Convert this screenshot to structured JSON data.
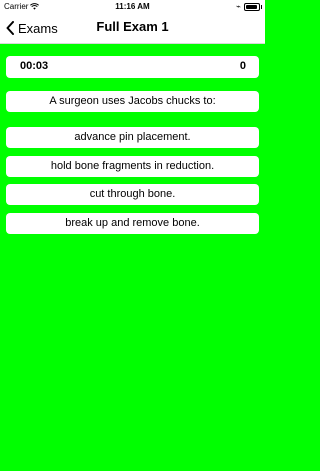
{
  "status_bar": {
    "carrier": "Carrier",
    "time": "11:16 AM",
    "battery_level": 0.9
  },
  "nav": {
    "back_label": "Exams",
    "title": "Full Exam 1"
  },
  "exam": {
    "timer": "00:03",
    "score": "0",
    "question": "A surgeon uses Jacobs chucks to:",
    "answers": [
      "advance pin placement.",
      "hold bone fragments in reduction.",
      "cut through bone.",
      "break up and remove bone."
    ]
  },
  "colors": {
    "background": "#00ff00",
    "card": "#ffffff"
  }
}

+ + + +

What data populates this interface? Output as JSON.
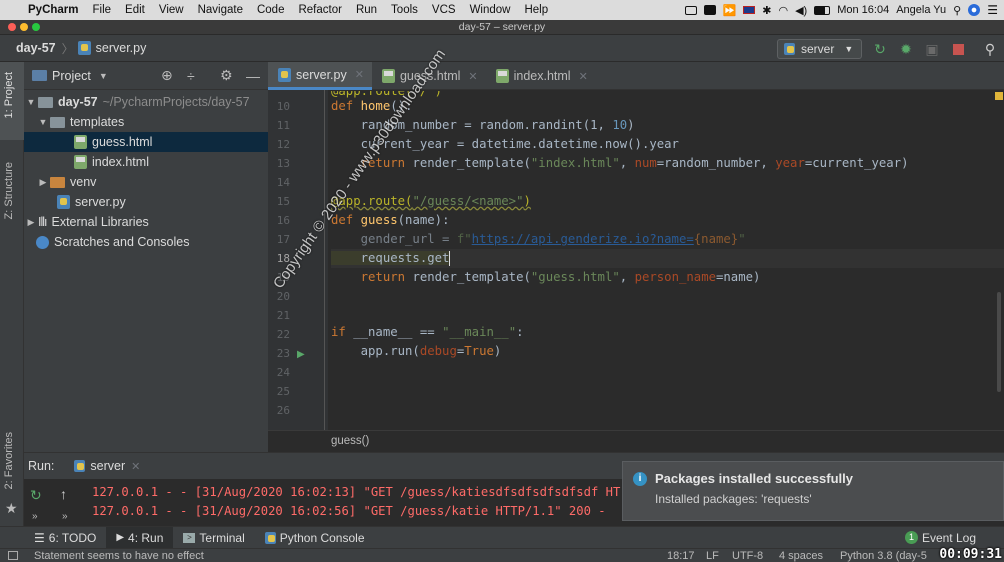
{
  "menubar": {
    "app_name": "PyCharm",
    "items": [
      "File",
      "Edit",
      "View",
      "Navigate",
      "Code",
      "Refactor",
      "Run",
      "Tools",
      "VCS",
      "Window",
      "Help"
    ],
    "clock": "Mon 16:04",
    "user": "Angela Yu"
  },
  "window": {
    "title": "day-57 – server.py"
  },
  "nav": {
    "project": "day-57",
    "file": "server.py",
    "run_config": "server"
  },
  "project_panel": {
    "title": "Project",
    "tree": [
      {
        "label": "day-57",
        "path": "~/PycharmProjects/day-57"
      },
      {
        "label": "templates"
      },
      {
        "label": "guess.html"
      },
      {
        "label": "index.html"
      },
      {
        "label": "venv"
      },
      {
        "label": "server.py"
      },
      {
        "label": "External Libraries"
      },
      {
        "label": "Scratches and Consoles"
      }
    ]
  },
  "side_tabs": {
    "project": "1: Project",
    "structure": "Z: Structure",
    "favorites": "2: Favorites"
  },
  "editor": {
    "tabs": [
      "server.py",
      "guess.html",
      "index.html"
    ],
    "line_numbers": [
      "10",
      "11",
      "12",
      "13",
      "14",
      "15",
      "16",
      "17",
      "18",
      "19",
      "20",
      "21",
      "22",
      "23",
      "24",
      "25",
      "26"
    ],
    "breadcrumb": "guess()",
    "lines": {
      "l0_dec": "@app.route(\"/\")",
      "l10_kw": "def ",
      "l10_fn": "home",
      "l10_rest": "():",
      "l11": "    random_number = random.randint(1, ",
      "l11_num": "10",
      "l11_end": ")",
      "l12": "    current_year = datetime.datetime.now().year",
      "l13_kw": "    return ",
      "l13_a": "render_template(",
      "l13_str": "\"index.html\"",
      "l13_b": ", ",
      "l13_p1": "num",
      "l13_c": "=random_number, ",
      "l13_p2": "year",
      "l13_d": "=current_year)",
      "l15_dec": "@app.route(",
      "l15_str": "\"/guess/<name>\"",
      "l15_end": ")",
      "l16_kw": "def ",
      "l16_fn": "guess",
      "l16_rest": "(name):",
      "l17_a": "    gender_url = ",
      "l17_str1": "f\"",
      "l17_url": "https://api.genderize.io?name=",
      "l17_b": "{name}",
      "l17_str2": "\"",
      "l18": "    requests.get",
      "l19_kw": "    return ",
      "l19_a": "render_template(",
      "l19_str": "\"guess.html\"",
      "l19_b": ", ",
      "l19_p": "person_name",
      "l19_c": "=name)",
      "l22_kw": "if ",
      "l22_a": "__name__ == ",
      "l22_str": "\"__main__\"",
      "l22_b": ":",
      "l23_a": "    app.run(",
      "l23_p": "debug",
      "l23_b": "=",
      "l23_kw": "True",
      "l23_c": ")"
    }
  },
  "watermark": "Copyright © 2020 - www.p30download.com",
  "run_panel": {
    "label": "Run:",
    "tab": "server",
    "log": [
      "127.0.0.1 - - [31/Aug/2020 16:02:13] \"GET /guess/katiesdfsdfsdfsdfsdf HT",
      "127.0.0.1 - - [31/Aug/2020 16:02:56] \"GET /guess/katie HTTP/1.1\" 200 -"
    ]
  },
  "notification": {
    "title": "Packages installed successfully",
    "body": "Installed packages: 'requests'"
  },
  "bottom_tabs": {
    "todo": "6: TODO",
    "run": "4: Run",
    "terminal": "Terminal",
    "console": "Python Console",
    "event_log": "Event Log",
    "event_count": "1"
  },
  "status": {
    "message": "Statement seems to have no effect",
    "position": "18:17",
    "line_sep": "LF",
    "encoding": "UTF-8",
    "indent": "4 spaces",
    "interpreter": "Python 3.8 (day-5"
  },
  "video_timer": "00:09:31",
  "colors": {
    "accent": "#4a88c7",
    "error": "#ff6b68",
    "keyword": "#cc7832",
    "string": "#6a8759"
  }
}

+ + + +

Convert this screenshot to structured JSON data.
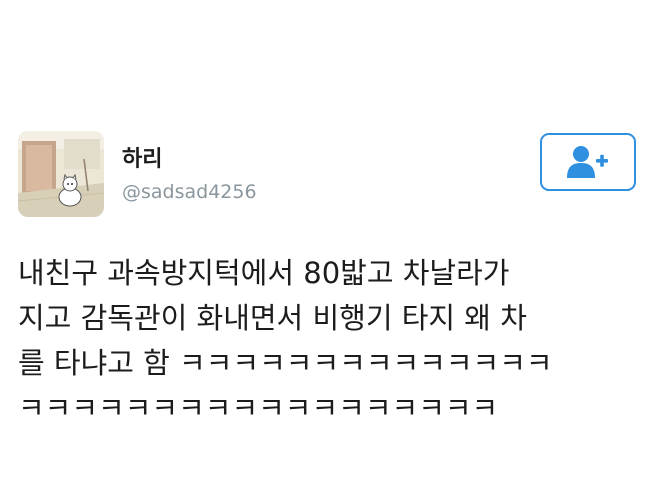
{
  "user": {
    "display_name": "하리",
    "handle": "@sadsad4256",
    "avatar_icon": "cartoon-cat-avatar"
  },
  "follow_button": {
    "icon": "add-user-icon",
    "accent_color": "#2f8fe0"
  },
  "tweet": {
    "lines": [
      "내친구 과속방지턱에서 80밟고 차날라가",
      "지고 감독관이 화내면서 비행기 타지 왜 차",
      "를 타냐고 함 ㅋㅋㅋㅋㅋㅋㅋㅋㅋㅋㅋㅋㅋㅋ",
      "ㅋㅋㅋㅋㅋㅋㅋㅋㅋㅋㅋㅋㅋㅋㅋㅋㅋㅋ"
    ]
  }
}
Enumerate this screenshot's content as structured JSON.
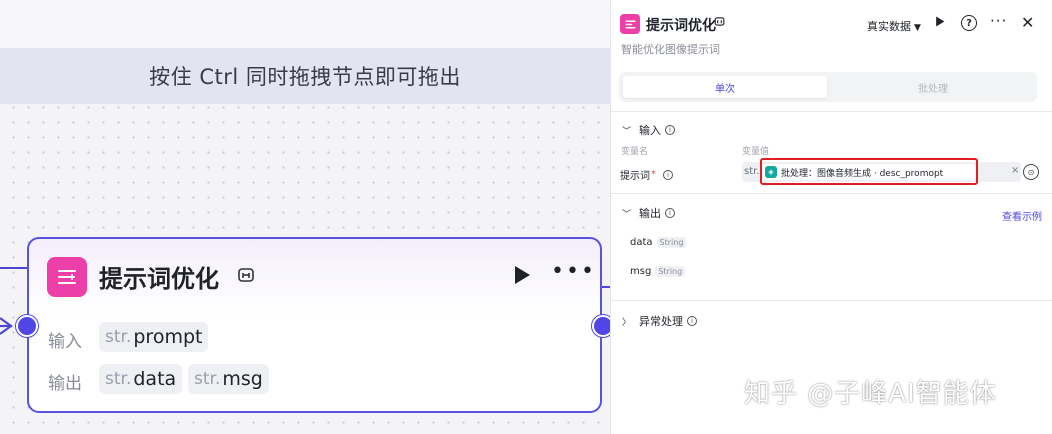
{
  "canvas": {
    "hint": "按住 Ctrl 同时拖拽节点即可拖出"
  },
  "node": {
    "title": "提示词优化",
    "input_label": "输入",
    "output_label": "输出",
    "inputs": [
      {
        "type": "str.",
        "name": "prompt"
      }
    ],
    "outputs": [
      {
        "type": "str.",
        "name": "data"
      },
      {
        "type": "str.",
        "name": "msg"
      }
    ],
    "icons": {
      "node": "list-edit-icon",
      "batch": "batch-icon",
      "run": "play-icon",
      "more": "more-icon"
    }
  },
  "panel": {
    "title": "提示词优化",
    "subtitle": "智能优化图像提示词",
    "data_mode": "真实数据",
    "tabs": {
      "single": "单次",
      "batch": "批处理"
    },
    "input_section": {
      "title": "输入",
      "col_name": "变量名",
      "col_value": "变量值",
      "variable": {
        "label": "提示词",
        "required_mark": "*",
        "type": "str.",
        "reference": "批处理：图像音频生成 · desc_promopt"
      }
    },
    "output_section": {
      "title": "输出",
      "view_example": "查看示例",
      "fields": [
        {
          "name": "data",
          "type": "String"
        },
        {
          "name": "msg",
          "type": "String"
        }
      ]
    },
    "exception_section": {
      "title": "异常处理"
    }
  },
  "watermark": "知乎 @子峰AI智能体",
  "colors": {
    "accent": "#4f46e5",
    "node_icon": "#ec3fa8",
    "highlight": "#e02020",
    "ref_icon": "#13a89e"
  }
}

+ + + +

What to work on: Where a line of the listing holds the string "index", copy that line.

Your solution:
        "label": "index.html"
      "index.html"
      "l13_str": "\"index.html\"",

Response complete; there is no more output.